From eyeballing the chart, it looks approximately like 37% reduction in per capita emissions, and the rate of reductions seem steeper post 2008 than pre 2008, and has been steeper than the US over that same period (27% from this chart).

I know ex-post attribution is hard, without knowing all the details about other policies implemented. But isn't this evidence supportive of exactly the scenario that carbon fee and dividend proponents describe: carbon pricing will help emissions reduction and work quietly through the economy, while carbon dividends will help ensure political stability of that policy?

Expand full comment

The promise of a Carbon Fee & Dividend suggests that polluters will be fined (taxed) and that fine will be passed along to US citizens in the form of a monthly dividend. As time goes on the fine will increase as a motivation for the polluters to stop polluting. However the increasing fine will represent an increasing dividend for US citizens.

As the dividends continue to increase the citizens will enjoy an increasing income flow that unfortunately is tied to pollution.

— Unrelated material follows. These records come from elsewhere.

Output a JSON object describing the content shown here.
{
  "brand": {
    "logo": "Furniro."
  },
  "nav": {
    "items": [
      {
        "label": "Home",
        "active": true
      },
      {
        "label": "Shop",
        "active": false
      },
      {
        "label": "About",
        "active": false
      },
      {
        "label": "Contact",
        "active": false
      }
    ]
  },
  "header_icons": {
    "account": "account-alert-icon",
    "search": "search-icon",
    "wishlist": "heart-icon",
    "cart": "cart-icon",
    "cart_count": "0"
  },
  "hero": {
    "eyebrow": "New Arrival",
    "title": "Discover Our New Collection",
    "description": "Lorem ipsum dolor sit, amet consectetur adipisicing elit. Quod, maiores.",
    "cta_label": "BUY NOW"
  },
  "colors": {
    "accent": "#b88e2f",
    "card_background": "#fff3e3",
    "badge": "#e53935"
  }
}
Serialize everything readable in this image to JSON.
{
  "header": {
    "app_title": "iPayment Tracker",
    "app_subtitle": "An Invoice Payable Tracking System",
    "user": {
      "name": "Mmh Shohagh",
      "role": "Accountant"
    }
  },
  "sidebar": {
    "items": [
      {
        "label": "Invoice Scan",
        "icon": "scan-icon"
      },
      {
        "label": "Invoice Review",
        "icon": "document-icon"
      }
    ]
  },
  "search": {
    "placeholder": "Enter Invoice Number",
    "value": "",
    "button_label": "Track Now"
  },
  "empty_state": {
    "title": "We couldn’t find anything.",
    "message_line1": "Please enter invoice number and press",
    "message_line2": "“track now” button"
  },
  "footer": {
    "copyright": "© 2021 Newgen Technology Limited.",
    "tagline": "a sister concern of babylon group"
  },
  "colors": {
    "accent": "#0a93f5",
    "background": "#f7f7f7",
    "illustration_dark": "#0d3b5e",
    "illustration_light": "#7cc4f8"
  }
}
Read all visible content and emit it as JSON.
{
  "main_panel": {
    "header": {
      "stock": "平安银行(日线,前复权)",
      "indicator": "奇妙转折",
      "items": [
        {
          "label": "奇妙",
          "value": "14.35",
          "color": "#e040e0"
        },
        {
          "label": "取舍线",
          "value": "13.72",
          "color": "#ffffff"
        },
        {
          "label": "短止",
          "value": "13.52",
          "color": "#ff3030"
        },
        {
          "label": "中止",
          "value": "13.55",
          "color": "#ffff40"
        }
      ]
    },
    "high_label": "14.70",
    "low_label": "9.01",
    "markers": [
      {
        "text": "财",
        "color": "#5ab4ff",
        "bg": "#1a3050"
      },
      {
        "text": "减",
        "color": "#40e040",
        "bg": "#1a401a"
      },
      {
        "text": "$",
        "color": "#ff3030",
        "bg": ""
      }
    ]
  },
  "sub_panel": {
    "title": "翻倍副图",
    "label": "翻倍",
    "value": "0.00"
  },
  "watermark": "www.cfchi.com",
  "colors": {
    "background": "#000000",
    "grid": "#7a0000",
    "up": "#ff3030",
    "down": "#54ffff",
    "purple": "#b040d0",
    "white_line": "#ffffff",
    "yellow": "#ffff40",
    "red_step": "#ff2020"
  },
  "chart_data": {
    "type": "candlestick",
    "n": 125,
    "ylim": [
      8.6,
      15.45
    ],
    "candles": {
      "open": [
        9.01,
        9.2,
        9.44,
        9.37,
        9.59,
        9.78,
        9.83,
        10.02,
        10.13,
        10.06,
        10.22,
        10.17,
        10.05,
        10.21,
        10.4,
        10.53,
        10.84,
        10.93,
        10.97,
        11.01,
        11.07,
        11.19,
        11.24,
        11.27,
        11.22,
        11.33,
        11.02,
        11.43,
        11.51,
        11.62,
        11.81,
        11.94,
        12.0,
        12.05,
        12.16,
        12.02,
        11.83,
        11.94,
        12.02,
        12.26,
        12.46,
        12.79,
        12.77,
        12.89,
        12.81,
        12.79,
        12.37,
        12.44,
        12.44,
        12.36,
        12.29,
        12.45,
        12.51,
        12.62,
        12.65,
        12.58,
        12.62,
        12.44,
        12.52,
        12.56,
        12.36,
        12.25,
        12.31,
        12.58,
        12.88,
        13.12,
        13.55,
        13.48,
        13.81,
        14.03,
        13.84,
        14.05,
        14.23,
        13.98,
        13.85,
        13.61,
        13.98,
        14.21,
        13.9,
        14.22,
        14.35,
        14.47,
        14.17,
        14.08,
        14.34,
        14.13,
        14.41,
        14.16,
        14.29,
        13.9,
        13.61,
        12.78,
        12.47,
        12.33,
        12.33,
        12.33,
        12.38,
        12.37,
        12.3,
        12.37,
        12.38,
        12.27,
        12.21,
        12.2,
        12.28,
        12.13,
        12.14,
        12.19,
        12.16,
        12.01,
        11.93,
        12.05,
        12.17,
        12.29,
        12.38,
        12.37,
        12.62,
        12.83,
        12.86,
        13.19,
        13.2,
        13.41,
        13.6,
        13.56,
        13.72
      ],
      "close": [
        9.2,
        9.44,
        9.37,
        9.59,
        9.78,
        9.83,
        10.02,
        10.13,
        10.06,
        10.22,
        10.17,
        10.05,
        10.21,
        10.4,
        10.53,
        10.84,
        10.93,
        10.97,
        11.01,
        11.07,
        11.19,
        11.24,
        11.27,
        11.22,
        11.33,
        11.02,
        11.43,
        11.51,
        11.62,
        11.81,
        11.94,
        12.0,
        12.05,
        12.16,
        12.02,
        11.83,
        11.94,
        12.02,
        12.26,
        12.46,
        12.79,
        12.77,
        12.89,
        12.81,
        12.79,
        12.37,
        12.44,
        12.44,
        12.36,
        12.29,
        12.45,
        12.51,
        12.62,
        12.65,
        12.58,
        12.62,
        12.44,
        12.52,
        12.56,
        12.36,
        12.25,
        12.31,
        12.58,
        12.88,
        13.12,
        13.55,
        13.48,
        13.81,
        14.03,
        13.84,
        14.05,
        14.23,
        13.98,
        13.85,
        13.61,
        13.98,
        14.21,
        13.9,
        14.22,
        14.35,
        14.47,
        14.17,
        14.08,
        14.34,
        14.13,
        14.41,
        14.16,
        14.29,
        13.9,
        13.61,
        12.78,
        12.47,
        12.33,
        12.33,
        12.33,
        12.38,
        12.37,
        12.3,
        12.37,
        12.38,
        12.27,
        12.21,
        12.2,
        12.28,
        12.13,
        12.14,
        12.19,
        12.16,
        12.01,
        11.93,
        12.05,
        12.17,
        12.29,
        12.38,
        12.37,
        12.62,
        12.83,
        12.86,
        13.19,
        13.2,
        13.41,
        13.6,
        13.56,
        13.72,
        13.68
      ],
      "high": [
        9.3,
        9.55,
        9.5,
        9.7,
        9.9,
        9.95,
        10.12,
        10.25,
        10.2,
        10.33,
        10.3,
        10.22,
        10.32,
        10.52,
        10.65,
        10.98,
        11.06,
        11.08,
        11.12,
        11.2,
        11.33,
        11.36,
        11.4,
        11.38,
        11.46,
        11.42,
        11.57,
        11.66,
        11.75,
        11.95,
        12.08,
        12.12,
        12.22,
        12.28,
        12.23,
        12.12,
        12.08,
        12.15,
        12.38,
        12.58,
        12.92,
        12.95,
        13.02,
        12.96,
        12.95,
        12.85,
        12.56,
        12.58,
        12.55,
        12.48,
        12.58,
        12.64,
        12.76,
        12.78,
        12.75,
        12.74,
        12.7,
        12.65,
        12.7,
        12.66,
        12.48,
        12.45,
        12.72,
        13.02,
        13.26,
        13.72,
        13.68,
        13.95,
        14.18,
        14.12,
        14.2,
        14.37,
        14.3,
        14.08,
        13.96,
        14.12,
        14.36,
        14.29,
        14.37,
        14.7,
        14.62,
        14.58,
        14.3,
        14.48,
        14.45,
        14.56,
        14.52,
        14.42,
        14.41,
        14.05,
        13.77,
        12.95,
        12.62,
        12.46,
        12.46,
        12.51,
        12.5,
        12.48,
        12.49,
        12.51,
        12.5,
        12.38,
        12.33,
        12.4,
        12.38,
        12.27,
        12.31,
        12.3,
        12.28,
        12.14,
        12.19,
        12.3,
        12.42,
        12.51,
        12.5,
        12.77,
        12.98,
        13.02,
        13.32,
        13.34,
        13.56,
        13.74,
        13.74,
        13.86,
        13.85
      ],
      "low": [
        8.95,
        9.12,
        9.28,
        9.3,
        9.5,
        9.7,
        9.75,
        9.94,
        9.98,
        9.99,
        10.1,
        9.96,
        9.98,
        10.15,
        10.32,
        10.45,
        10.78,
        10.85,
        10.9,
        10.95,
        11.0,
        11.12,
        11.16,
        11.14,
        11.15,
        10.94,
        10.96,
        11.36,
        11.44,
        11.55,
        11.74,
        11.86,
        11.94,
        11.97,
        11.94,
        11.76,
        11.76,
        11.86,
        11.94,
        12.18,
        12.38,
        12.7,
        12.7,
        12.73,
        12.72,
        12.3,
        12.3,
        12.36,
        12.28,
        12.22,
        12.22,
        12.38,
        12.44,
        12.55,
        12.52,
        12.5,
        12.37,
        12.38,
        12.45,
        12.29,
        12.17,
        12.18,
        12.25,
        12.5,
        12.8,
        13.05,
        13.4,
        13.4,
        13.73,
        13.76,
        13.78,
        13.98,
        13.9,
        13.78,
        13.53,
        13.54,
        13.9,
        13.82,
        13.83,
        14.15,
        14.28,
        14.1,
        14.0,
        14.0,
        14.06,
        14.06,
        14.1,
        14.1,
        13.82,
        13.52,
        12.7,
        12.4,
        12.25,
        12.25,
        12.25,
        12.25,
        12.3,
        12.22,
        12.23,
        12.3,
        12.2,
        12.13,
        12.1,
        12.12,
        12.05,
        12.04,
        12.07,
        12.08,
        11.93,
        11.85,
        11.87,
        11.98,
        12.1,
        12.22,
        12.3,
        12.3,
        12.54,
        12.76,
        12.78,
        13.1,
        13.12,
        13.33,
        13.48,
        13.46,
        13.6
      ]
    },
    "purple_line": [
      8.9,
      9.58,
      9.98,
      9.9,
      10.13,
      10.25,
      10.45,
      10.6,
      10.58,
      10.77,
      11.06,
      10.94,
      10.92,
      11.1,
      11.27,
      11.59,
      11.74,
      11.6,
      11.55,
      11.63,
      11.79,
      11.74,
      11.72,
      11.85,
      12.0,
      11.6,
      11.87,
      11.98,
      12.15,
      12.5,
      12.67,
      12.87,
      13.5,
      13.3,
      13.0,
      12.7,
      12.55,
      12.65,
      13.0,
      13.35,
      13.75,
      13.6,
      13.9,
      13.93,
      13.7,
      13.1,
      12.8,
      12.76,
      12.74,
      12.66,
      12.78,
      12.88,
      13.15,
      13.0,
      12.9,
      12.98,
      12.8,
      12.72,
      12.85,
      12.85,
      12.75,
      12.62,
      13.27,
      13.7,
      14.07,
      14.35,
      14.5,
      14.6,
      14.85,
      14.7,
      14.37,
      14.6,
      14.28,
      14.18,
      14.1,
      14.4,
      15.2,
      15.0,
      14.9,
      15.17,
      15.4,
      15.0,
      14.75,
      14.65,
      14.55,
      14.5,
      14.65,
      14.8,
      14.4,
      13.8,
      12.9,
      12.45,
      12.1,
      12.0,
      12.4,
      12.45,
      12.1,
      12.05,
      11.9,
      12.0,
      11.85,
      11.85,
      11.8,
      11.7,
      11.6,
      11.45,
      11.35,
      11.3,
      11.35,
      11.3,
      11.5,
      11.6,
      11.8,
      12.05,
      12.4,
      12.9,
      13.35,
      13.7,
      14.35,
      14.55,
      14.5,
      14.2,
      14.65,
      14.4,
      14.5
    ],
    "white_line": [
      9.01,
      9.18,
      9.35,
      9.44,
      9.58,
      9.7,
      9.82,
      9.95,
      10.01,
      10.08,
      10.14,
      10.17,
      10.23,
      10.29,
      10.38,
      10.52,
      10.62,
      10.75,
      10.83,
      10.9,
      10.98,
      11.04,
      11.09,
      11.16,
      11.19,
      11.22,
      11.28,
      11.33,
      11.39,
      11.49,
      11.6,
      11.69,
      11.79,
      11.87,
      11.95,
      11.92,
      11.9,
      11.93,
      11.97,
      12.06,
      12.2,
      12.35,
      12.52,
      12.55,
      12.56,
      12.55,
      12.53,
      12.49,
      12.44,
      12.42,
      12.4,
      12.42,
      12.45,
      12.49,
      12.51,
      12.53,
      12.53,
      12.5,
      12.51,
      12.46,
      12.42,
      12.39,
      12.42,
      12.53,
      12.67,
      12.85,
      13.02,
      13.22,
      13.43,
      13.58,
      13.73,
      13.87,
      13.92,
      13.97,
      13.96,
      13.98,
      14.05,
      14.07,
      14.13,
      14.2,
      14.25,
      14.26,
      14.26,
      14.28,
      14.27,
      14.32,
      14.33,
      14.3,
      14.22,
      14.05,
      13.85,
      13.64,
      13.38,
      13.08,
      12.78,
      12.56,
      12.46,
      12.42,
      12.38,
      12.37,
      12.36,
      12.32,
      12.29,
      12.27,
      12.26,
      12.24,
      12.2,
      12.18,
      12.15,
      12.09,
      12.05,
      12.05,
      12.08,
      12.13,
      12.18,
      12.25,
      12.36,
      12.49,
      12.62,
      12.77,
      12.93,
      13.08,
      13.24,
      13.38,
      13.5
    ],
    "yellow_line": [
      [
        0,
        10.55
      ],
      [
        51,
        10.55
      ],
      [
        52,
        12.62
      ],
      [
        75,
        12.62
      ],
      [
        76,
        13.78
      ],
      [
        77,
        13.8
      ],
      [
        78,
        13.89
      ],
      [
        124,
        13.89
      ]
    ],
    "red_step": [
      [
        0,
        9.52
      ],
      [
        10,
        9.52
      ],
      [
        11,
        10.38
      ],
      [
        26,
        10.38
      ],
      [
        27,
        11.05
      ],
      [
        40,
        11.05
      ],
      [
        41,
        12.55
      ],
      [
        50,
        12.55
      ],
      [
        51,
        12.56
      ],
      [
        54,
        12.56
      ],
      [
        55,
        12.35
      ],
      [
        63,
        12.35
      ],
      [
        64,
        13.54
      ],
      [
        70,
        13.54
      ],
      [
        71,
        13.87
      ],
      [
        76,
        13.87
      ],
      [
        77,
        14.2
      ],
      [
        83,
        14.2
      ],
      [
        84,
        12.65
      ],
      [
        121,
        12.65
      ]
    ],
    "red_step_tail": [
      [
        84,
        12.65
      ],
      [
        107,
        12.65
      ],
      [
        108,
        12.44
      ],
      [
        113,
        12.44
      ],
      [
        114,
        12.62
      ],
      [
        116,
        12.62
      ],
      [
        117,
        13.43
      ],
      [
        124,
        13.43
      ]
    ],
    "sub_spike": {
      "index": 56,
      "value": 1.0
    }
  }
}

Just like all good investors, the citizens will want to continue to receive an increasing dividend. So the public who now directly benefits financially from pollution will be encouraged to continue to support pollution and continue receiving greater monthly dividends.

The costs caused by the pollution isn’t as personal as the monthly check, so the connection to pollution gets lost from the public consciousness. Along with this, the motivation to reduce pollution becomes unrelated to the monthly check from the government. And by default we could have motivated the average citizen to become deniers of pollution and climate change by buying their allegiance with a monthly check.

We don’t want to repeat the “Cobra Effect”

The term cobra effect originated in an anecdote that describes an occurrence in the time of British rule of colonial India. The British government was concerned about the number of venomous cobras in Delhi. The government therefore offered a bounty for every dead cobra. Initially this was a successful strategy as large numbers of snakes were killed for the reward. Eventually, however, enterprising people began to breed cobras for the income.

The income from a carbon tax could instead be made available as credits for making renewable energy commitments. Use the credit to participate in a Community Choice 100% program, buy an EV (new or used), electrify home appliances, add solar and a battery backup to your home that could help utilities manage fluctuations in demand.

The benefits of a Carbon Tax needs to have a direct correlation to reducing pollution in the eyes of the citizens. A monthly automatic Dividend check does not accomplish that objective.

We can use the Carbon Tax dividends as an incentive for individuals to reduce their individual carbon footprint. But without an environmental connection we risk having it become a blind entitlement.

Expand full comment

Thanks for an interesting article. For sometime I have thought that the funds from a carbon tax should primarily cover the costs of damage due to climate change rather than a dividend. I would include the fight and clean up due to fires in the west, damage from hurricanes and tornados in the south and mid west, loss of property on the cost line, etc. This idea has the feature that if your life style requires lots of carbon, you should financially cover the cost of the consequences.

This article throws water on this idea. If people cannot see an advantage to a dividend, then to expert a positive response to a willingness to help others who have suffered from climate change is expecting way too much (too socialist I presume).

Expand full comment

Can we assume that an eventual reduction trend in fossil fuel use is going to tigger inflationary increases in fossil fuel cost/ services to consumers from producers & suppliers? Like utility companies imposing fees on solar homes to compensate for less utility company power being consumed = fewer customers paying “full price” for grid connection/ reliability. Waiting to see how this plays out politically in CA right now. In time, could “inverted tax” effects like this become a much bigger negative perception political issue for consumers than a nominal carbon tax? Any ideas about a time-line on this…….2030……2040?

Expand full comment